* Material shown *
□ □ □

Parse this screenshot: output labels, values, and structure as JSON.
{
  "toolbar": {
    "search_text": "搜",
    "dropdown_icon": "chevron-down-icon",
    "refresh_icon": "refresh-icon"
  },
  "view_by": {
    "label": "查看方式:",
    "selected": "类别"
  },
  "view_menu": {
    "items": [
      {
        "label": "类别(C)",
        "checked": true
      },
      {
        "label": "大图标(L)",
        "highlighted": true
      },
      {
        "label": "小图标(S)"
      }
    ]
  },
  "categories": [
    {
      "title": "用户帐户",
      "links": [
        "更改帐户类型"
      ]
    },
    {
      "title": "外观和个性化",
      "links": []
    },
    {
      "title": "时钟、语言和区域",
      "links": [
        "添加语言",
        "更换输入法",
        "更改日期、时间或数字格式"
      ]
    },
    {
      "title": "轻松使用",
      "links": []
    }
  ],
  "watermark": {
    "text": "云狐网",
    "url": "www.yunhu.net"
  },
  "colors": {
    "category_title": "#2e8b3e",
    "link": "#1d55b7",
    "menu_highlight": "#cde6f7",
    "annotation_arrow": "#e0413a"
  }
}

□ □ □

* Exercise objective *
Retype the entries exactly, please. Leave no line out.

* Result *
Parse this screenshot: output labels, values, and structure as JSON.
{
  "toolbar": {
    "search_text": "搜",
    "dropdown_icon": "chevron-down-icon",
    "refresh_icon": "refresh-icon"
  },
  "view_by": {
    "label": "查看方式:",
    "selected": "类别"
  },
  "view_menu": {
    "items": [
      {
        "label": "类别(C)",
        "checked": true
      },
      {
        "label": "大图标(L)",
        "highlighted": true
      },
      {
        "label": "小图标(S)"
      }
    ]
  },
  "categories": [
    {
      "title": "用户帐户",
      "links": [
        "更改帐户类型"
      ]
    },
    {
      "title": "外观和个性化",
      "links": []
    },
    {
      "title": "时钟、语言和区域",
      "links": [
        "添加语言",
        "更换输入法",
        "更改日期、时间或数字格式"
      ]
    },
    {
      "title": "轻松使用",
      "links": []
    }
  ],
  "watermark": {
    "text": "云狐网",
    "url": "www.yunhu.net"
  },
  "colors": {
    "category_title": "#2e8b3e",
    "link": "#1d55b7",
    "menu_highlight": "#cde6f7",
    "annotation_arrow": "#e0413a"
  }
}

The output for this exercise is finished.